Uncomfortable as it may be the report by an experts committee operating under the Pakistan’s Action to Counter Terrorism project has examined 20 cases heard by the anti-terrorism courts in K-P over the last five years. The majority fall short in that they are not supported by evidence and a majority of them even failed to make it as far as a courtroom. The inevitable conclusion is that guilty men have walked free. In K-P the conviction rate was 28 per cent in 2016, and there were acquittals in more than half of the cases presented to the K-P courts in the same year. The situation in the rest of the country was better but not by much. Of the 500 cases registered under anti-terrorism legislation in 2016, there was a recommendation of discharge at the prosecution stage of 316, and more than half of those that made it to court resulted in acquittal.

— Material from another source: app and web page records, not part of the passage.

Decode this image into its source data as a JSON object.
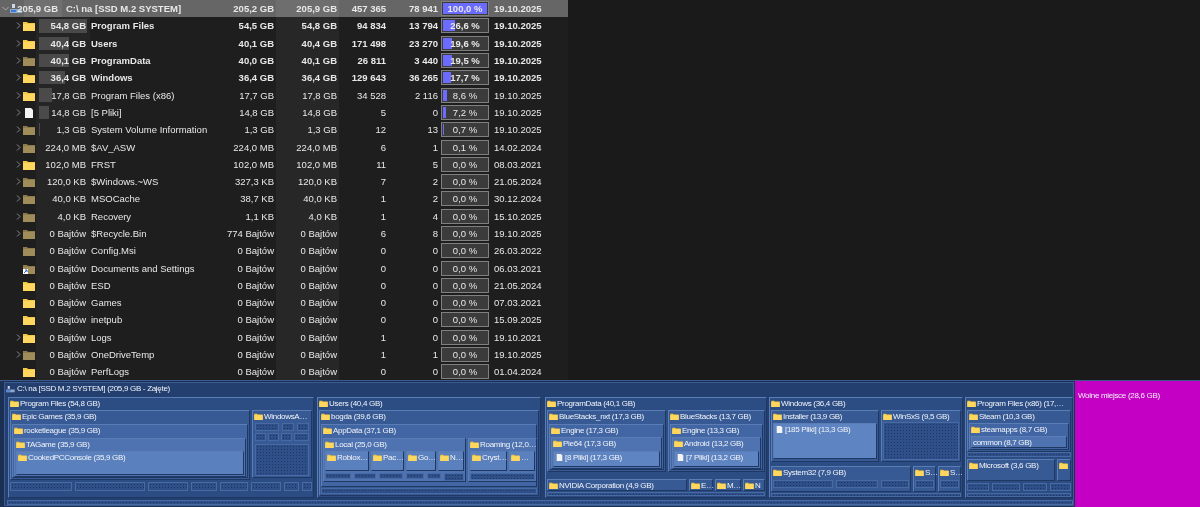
{
  "table": {
    "rows": [
      {
        "selected": true,
        "bold": true,
        "kind": "drive",
        "expandable": true,
        "expanded": true,
        "size_bar": {
          "level": 0
        },
        "percent_bar": {
          "level": 1.0
        },
        "cells": [
          "205,9 GB",
          "C:\\  na  [SSD M.2 SYSTEM]",
          "205,2 GB",
          "205,9 GB",
          "457 365",
          "78 941",
          "100,0 %",
          "19.10.2025"
        ],
        "children": [
          {
            "selected": false,
            "bold": true,
            "kind": "folder",
            "expandable": true,
            "size_bar": {
              "level": 1.0
            },
            "percent_bar": {
              "level": 0.266
            },
            "cells": [
              "54,8 GB",
              "Program Files",
              "54,5 GB",
              "54,8 GB",
              "94 834",
              "13 794",
              "26,6 %",
              "19.10.2025"
            ]
          },
          {
            "selected": false,
            "bold": true,
            "kind": "folder",
            "expandable": true,
            "size_bar": {
              "level": 0.63
            },
            "percent_bar": {
              "level": 0.196
            },
            "cells": [
              "40,4 GB",
              "Users",
              "40,1 GB",
              "40,4 GB",
              "171 498",
              "23 270",
              "19,6 %",
              "19.10.2025"
            ]
          },
          {
            "selected": false,
            "bold": true,
            "kind": "hidden-folder",
            "expandable": true,
            "size_bar": {
              "level": 0.63
            },
            "percent_bar": {
              "level": 0.195
            },
            "cells": [
              "40,1 GB",
              "ProgramData",
              "40,0 GB",
              "40,1 GB",
              "26 811",
              "3 440",
              "19,5 %",
              "19.10.2025"
            ]
          },
          {
            "selected": false,
            "bold": true,
            "kind": "folder",
            "expandable": true,
            "size_bar": {
              "level": 0.55
            },
            "percent_bar": {
              "level": 0.177
            },
            "cells": [
              "36,4 GB",
              "Windows",
              "36,4 GB",
              "36,4 GB",
              "129 643",
              "36 265",
              "17,7 %",
              "19.10.2025"
            ]
          },
          {
            "selected": false,
            "bold": false,
            "kind": "folder",
            "expandable": true,
            "size_bar": {
              "level": 0.28
            },
            "percent_bar": {
              "level": 0.086
            },
            "cells": [
              "17,8 GB",
              "Program Files (x86)",
              "17,7 GB",
              "17,8 GB",
              "34 528",
              "2 116",
              "8,6 %",
              "19.10.2025"
            ]
          },
          {
            "selected": false,
            "bold": false,
            "kind": "file",
            "expandable": true,
            "size_bar": {
              "level": 0.2
            },
            "percent_bar": {
              "level": 0.072
            },
            "cells": [
              "14,8 GB",
              "[5 Pliki]",
              "14,8 GB",
              "14,8 GB",
              "5",
              "0",
              "7,2 %",
              "19.10.2025"
            ]
          },
          {
            "selected": false,
            "bold": false,
            "kind": "hidden-folder",
            "expandable": true,
            "size_bar": {
              "level": 0.03
            },
            "percent_bar": {
              "level": 0.007
            },
            "cells": [
              "1,3 GB",
              "System Volume Information",
              "1,3 GB",
              "1,3 GB",
              "12",
              "13",
              "0,7 %",
              "19.10.2025"
            ]
          },
          {
            "selected": false,
            "bold": false,
            "kind": "hidden-folder",
            "expandable": true,
            "size_bar": {
              "level": 0
            },
            "percent_bar": {
              "level": 0.001
            },
            "cells": [
              "224,0 MB",
              "$AV_ASW",
              "224,0 MB",
              "224,0 MB",
              "6",
              "1",
              "0,1 %",
              "14.02.2024"
            ]
          },
          {
            "selected": false,
            "bold": false,
            "kind": "folder",
            "expandable": true,
            "size_bar": {
              "level": 0
            },
            "percent_bar": {
              "level": 0
            },
            "cells": [
              "102,0 MB",
              "FRST",
              "102,0 MB",
              "102,0 MB",
              "11",
              "5",
              "0,0 %",
              "08.03.2021"
            ]
          },
          {
            "selected": false,
            "bold": false,
            "kind": "hidden-folder",
            "expandable": true,
            "size_bar": {
              "level": 0
            },
            "percent_bar": {
              "level": 0
            },
            "cells": [
              "120,0 KB",
              "$Windows.~WS",
              "327,3 KB",
              "120,0 KB",
              "7",
              "2",
              "0,0 %",
              "21.05.2024"
            ]
          },
          {
            "selected": false,
            "bold": false,
            "kind": "hidden-folder",
            "expandable": true,
            "size_bar": {
              "level": 0
            },
            "percent_bar": {
              "level": 0
            },
            "cells": [
              "40,0 KB",
              "MSOCache",
              "38,7 KB",
              "40,0 KB",
              "1",
              "2",
              "0,0 %",
              "30.12.2024"
            ]
          },
          {
            "selected": false,
            "bold": false,
            "kind": "hidden-folder",
            "expandable": true,
            "size_bar": {
              "level": 0
            },
            "percent_bar": {
              "level": 0
            },
            "cells": [
              "4,0 KB",
              "Recovery",
              "1,1 KB",
              "4,0 KB",
              "1",
              "4",
              "0,0 %",
              "15.10.2025"
            ]
          },
          {
            "selected": false,
            "bold": false,
            "kind": "hidden-folder",
            "expandable": true,
            "size_bar": {
              "level": 0
            },
            "percent_bar": {
              "level": 0
            },
            "cells": [
              "0 Bajtów",
              "$Recycle.Bin",
              "774 Bajtów",
              "0 Bajtów",
              "6",
              "8",
              "0,0 %",
              "19.10.2025"
            ]
          },
          {
            "selected": false,
            "bold": false,
            "kind": "hidden-folder",
            "expandable": false,
            "size_bar": {
              "level": 0
            },
            "percent_bar": {
              "level": 0
            },
            "cells": [
              "0 Bajtów",
              "Config.Msi",
              "0 Bajtów",
              "0 Bajtów",
              "0",
              "0",
              "0,0 %",
              "26.03.2022"
            ]
          },
          {
            "selected": false,
            "bold": false,
            "kind": "link-folder",
            "expandable": false,
            "size_bar": {
              "level": 0
            },
            "percent_bar": {
              "level": 0
            },
            "cells": [
              "0 Bajtów",
              "Documents and Settings",
              "0 Bajtów",
              "0 Bajtów",
              "0",
              "0",
              "0,0 %",
              "06.03.2021"
            ]
          },
          {
            "selected": false,
            "bold": false,
            "kind": "folder",
            "expandable": false,
            "size_bar": {
              "level": 0
            },
            "percent_bar": {
              "level": 0
            },
            "cells": [
              "0 Bajtów",
              "ESD",
              "0 Bajtów",
              "0 Bajtów",
              "0",
              "0",
              "0,0 %",
              "21.05.2024"
            ]
          },
          {
            "selected": false,
            "bold": false,
            "kind": "folder",
            "expandable": false,
            "size_bar": {
              "level": 0
            },
            "percent_bar": {
              "level": 0
            },
            "cells": [
              "0 Bajtów",
              "Games",
              "0 Bajtów",
              "0 Bajtów",
              "0",
              "0",
              "0,0 %",
              "07.03.2021"
            ]
          },
          {
            "selected": false,
            "bold": false,
            "kind": "folder",
            "expandable": false,
            "size_bar": {
              "level": 0
            },
            "percent_bar": {
              "level": 0
            },
            "cells": [
              "0 Bajtów",
              "inetpub",
              "0 Bajtów",
              "0 Bajtów",
              "0",
              "0",
              "0,0 %",
              "15.09.2025"
            ]
          },
          {
            "selected": false,
            "bold": false,
            "kind": "folder",
            "expandable": true,
            "size_bar": {
              "level": 0
            },
            "percent_bar": {
              "level": 0
            },
            "cells": [
              "0 Bajtów",
              "Logs",
              "0 Bajtów",
              "0 Bajtów",
              "1",
              "0",
              "0,0 %",
              "19.10.2021"
            ]
          },
          {
            "selected": false,
            "bold": false,
            "kind": "hidden-folder",
            "expandable": true,
            "size_bar": {
              "level": 0
            },
            "percent_bar": {
              "level": 0
            },
            "cells": [
              "0 Bajtów",
              "OneDriveTemp",
              "0 Bajtów",
              "0 Bajtów",
              "1",
              "1",
              "0,0 %",
              "19.10.2025"
            ]
          },
          {
            "selected": false,
            "bold": false,
            "kind": "folder",
            "expandable": false,
            "size_bar": {
              "level": 0
            },
            "percent_bar": {
              "level": 0
            },
            "cells": [
              "0 Bajtów",
              "PerfLogs",
              "0 Bajtów",
              "0 Bajtów",
              "0",
              "0",
              "0,0 %",
              "01.04.2024"
            ]
          }
        ]
      }
    ]
  },
  "treemap": {
    "title": "C:\\  na  [SSD M.2 SYSTEM] (205,9 GB - Zajęte)",
    "nodes": [
      {
        "kind": "folder",
        "label": "Program Files (54,8 GB)",
        "children": [
          {
            "kind": "folder",
            "label": "Epic Games (35,9 GB)",
            "children": [
              {
                "kind": "folder",
                "label": "rocketleague (35,9 GB)",
                "children": [
                  {
                    "kind": "folder",
                    "label": "TAGame (35,9 GB)",
                    "children": [
                      {
                        "kind": "folder",
                        "label": "CookedPCConsole (35,9 GB)"
                      }
                    ]
                  }
                ]
              }
            ]
          },
          {
            "kind": "folder",
            "label": "WindowsA…"
          }
        ]
      },
      {
        "kind": "folder",
        "label": "Users (40,4 GB)",
        "children": [
          {
            "kind": "folder",
            "label": "bogda (39,6 GB)",
            "children": [
              {
                "kind": "folder",
                "label": "AppData (37,1 GB)",
                "children": [
                  {
                    "kind": "folder",
                    "label": "Local (25,0 GB)",
                    "children": [
                      {
                        "kind": "folder",
                        "label": "Roblox…"
                      },
                      {
                        "kind": "folder",
                        "label": "Pac…"
                      },
                      {
                        "kind": "folder",
                        "label": "Go…"
                      },
                      {
                        "kind": "folder",
                        "label": "N…"
                      }
                    ]
                  },
                  {
                    "kind": "folder",
                    "label": "Roaming (12,0…",
                    "children": [
                      {
                        "kind": "folder",
                        "label": "Cryst…"
                      },
                      {
                        "kind": "folder",
                        "label": "…"
                      }
                    ]
                  }
                ]
              }
            ]
          }
        ]
      },
      {
        "kind": "folder",
        "label": "ProgramData (40,1 GB)",
        "children": [
          {
            "kind": "folder",
            "label": "BlueStacks_nxt (17,3 GB)",
            "children": [
              {
                "kind": "folder",
                "label": "Engine (17,3 GB)",
                "children": [
                  {
                    "kind": "folder",
                    "label": "Pie64 (17,3 GB)",
                    "children": [
                      {
                        "kind": "file",
                        "label": "[8 Pliki] (17,3 GB)"
                      }
                    ]
                  }
                ]
              }
            ]
          },
          {
            "kind": "folder",
            "label": "BlueStacks (13,7 GB)",
            "children": [
              {
                "kind": "folder",
                "label": "Engine (13,3 GB)",
                "children": [
                  {
                    "kind": "folder",
                    "label": "Android (13,2 GB)",
                    "children": [
                      {
                        "kind": "file",
                        "label": "[7 Pliki] (13,2 GB)"
                      }
                    ]
                  }
                ]
              }
            ]
          },
          {
            "kind": "folder",
            "label": "NVIDIA Corporation (4,9 GB)"
          },
          {
            "kind": "folder",
            "label": "E…"
          },
          {
            "kind": "folder",
            "label": "M…"
          },
          {
            "kind": "folder",
            "label": "N"
          }
        ]
      },
      {
        "kind": "folder",
        "label": "Windows (36,4 GB)",
        "children": [
          {
            "kind": "folder",
            "label": "Installer (13,9 GB)",
            "children": [
              {
                "kind": "file",
                "label": "[185 Pliki] (13,3 GB)"
              }
            ]
          },
          {
            "kind": "folder",
            "label": "WinSxS (9,5 GB)"
          },
          {
            "kind": "folder",
            "label": "System32 (7,9 GB)"
          },
          {
            "kind": "folder",
            "label": "S…"
          },
          {
            "kind": "folder",
            "label": "S…"
          }
        ]
      },
      {
        "kind": "folder",
        "label": "Program Files (x86) (17,…",
        "children": [
          {
            "kind": "folder",
            "label": "Steam (10,3 GB)",
            "children": [
              {
                "kind": "folder",
                "label": "steamapps (8,7 GB)",
                "children": [
                  {
                    "kind": "plain",
                    "label": "common (8,7 GB)"
                  }
                ]
              }
            ]
          },
          {
            "kind": "folder",
            "label": "Microsoft (3,6 GB)"
          },
          {
            "kind": "folder"
          }
        ]
      }
    ],
    "free_space": {
      "label": "Wolne miejsce (28,6 GB)"
    }
  }
}
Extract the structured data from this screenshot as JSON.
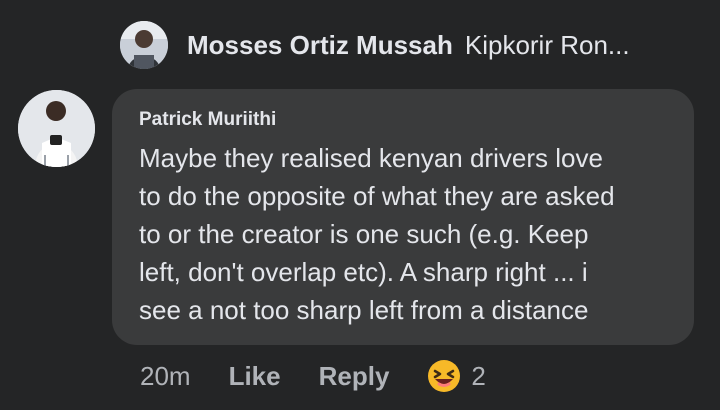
{
  "reply_preview": {
    "author": "Mosses Ortiz Mussah",
    "text": "Kipkorir Ron..."
  },
  "comment": {
    "author": "Patrick Muriithi",
    "lines": [
      "Maybe they realised kenyan drivers love",
      "to do the opposite of what they are asked",
      "to or the creator is one such (e.g. Keep",
      "left, don't overlap etc). A sharp right ... i",
      "see a not too sharp left from a distance"
    ]
  },
  "actions": {
    "time": "20m",
    "like_label": "Like",
    "reply_label": "Reply",
    "reaction_icon": "laughing-face-emoji",
    "reaction_count": "2"
  },
  "colors": {
    "background": "#242526",
    "bubble": "#3a3b3c",
    "primary_text": "#e4e6eb",
    "secondary_text": "#b0b3b8",
    "emoji_yellow": "#f7b928"
  }
}
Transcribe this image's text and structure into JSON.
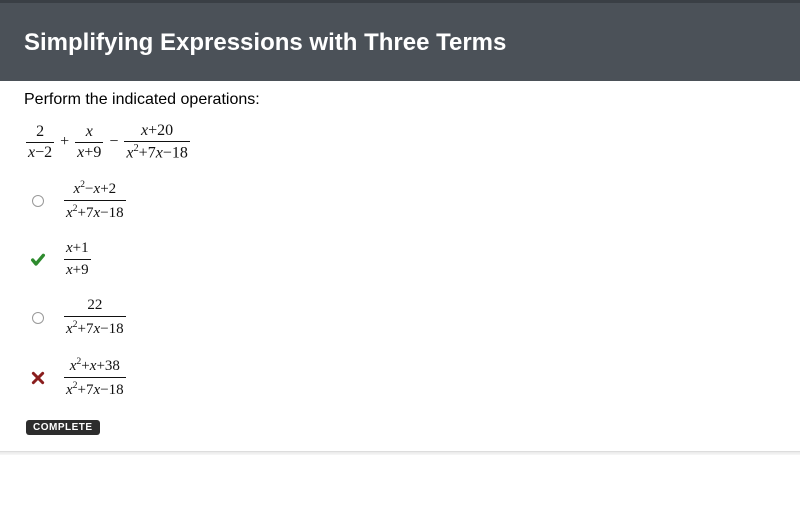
{
  "header": {
    "title": "Simplifying Expressions with Three Terms"
  },
  "prompt": "Perform the indicated operations:",
  "expression": {
    "term1": {
      "num": "2",
      "den_lhs": "x",
      "den_rhs": "2",
      "den_sign": "−"
    },
    "op1": "+",
    "term2": {
      "num": "x",
      "den_lhs": "x",
      "den_rhs": "9",
      "den_sign": "+"
    },
    "op2": "−",
    "term3": {
      "num_lhs": "x",
      "num_rhs": "20",
      "num_sign": "+",
      "den": "x² + 7x − 18"
    }
  },
  "options": [
    {
      "status": "empty",
      "num": "x² − x + 2",
      "den": "x² + 7x − 18"
    },
    {
      "status": "correct",
      "num": "x + 1",
      "den": "x + 9"
    },
    {
      "status": "empty",
      "num": "22",
      "den": "x² + 7x − 18"
    },
    {
      "status": "wrong",
      "num": "x² + x + 38",
      "den": "x² + 7x − 18"
    }
  ],
  "labels": {
    "complete": "COMPLETE"
  },
  "glyphs": {
    "x": "x",
    "plus": "+",
    "minus": "−",
    "sq": "2"
  }
}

The reason for this lamentable state of affairs is easy to pinpoint. The police everywhere lack the competencies as well as the facilities to gather the evidence that would lead to a successful prosecution. Many are poorly educated and lack in-service training. Witnesses are not sufficiently protected. Confessional evidence is poorly understood at the judicial level. Cases to be presented are poorly recorded even in anti-terror courts. And none of this is new news. All of which begs the question as to just how far the state is committed to breaking the terrorist hold. And on this evidence the answer has to be — lukewarm at best. Carry on regardless.
Published in The Express Tribune, March 25th, 2018.